## WHAT IS BEING ASKED
Read through the entries below and return each line with the word "structured".

◇ ◇ ◇ ◇ ◇ ◇ ◇

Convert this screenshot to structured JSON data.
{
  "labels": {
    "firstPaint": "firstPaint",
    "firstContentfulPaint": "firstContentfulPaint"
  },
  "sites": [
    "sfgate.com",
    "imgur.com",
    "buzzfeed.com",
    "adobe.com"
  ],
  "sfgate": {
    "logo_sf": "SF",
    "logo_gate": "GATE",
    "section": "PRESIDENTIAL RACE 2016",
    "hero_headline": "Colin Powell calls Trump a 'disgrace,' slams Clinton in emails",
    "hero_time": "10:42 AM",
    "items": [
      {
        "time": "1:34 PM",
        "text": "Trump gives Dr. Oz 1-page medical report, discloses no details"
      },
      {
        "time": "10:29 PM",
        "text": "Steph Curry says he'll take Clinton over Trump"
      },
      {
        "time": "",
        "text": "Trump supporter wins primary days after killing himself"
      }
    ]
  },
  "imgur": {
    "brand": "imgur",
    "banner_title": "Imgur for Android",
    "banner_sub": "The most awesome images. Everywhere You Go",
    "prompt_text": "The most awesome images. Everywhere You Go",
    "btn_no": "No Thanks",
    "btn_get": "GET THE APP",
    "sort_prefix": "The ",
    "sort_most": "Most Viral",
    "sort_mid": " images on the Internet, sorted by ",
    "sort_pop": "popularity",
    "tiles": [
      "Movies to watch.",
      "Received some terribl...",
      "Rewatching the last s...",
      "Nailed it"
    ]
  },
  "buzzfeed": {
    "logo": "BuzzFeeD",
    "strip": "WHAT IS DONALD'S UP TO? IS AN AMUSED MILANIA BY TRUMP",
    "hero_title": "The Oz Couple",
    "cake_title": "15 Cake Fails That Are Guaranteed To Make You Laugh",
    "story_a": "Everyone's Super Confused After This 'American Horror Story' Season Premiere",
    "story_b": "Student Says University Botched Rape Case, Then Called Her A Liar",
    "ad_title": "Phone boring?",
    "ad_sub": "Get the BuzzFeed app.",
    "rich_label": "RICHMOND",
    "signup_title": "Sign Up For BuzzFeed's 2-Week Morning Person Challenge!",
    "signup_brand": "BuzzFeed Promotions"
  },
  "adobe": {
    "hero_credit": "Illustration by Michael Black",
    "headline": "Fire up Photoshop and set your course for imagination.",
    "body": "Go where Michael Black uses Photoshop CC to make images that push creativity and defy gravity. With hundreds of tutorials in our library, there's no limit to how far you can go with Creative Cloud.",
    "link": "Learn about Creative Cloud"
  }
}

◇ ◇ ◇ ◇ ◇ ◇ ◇

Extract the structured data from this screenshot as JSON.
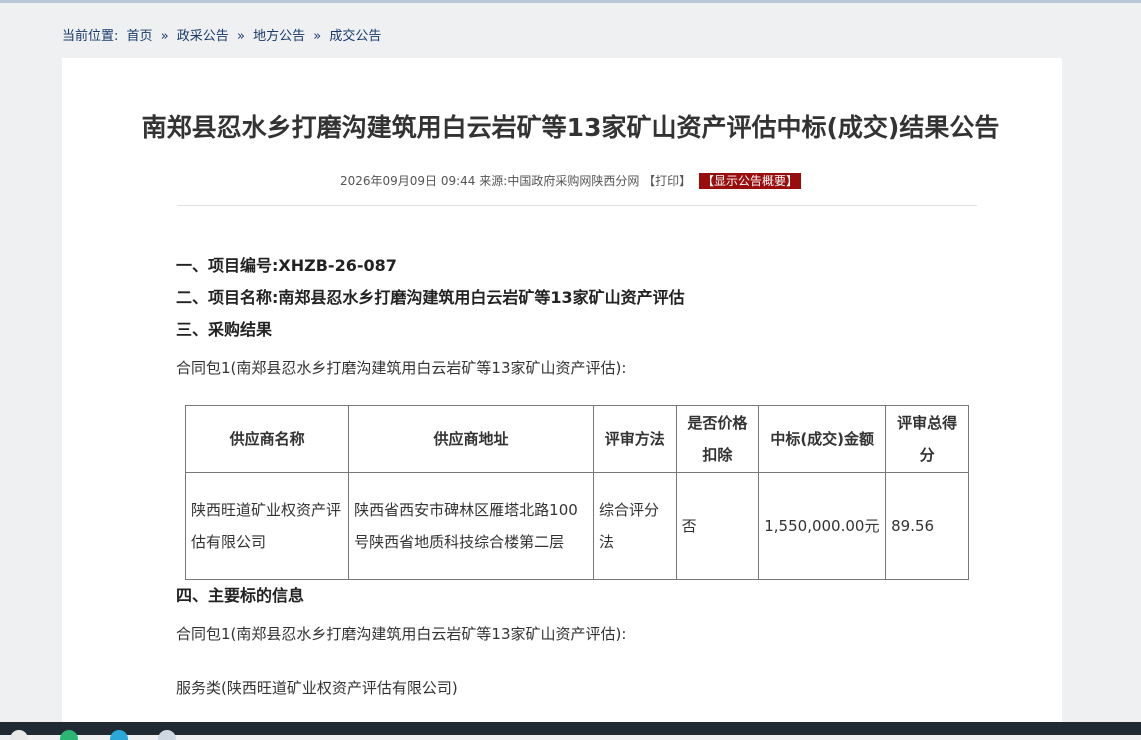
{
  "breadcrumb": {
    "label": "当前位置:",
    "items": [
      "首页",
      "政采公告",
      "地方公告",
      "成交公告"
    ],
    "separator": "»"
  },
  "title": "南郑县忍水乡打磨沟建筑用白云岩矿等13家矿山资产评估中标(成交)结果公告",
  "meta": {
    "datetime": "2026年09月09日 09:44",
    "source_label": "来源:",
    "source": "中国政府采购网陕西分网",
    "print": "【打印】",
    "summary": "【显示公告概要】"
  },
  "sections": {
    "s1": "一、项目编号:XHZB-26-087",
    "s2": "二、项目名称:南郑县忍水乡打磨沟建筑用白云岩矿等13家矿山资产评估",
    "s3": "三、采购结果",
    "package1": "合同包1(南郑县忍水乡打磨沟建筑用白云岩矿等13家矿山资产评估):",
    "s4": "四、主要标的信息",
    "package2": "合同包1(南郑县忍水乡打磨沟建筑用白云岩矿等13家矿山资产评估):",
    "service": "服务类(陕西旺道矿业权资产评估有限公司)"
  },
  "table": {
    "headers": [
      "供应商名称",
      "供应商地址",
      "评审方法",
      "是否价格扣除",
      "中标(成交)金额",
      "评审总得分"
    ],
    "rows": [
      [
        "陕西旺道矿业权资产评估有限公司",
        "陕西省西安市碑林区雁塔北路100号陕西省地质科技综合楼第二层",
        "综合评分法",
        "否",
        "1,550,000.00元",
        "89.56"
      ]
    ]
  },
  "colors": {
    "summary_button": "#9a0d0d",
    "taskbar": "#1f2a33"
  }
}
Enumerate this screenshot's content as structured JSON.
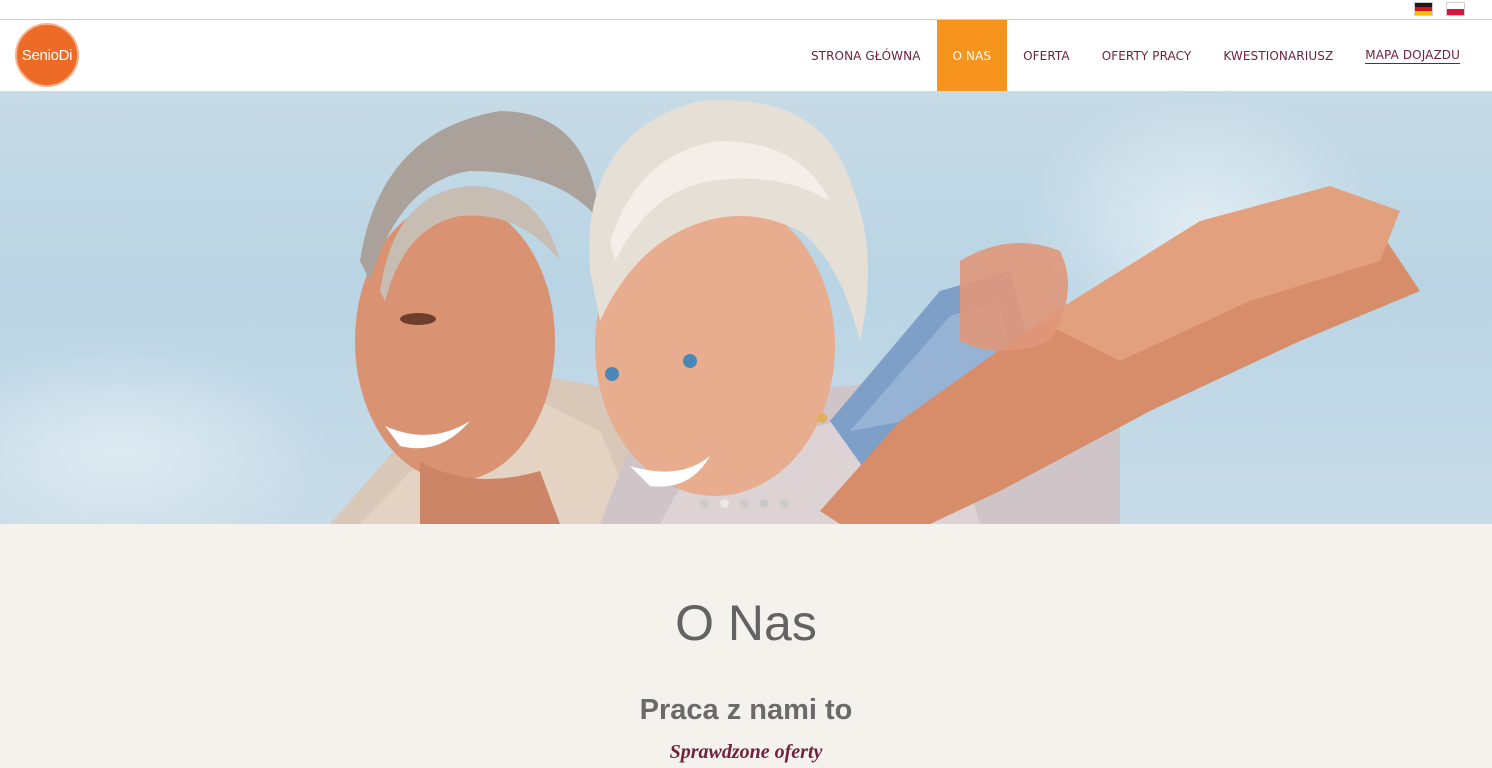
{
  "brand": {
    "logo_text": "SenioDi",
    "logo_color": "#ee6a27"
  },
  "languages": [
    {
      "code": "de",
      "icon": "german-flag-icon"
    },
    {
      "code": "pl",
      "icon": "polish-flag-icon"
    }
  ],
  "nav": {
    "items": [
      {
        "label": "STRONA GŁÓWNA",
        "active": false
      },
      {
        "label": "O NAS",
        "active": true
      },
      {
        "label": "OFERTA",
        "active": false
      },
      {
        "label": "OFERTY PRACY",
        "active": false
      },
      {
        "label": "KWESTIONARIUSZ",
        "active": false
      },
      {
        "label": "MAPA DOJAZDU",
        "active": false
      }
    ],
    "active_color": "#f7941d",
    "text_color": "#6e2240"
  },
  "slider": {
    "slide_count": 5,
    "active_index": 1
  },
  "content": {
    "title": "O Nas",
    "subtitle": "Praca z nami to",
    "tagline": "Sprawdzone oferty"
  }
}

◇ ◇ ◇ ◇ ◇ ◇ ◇

## RESULT BELOW
Convert this screenshot to structured JSON data.
Extract the structured data from this screenshot as JSON.
Enumerate this screenshot's content as structured JSON.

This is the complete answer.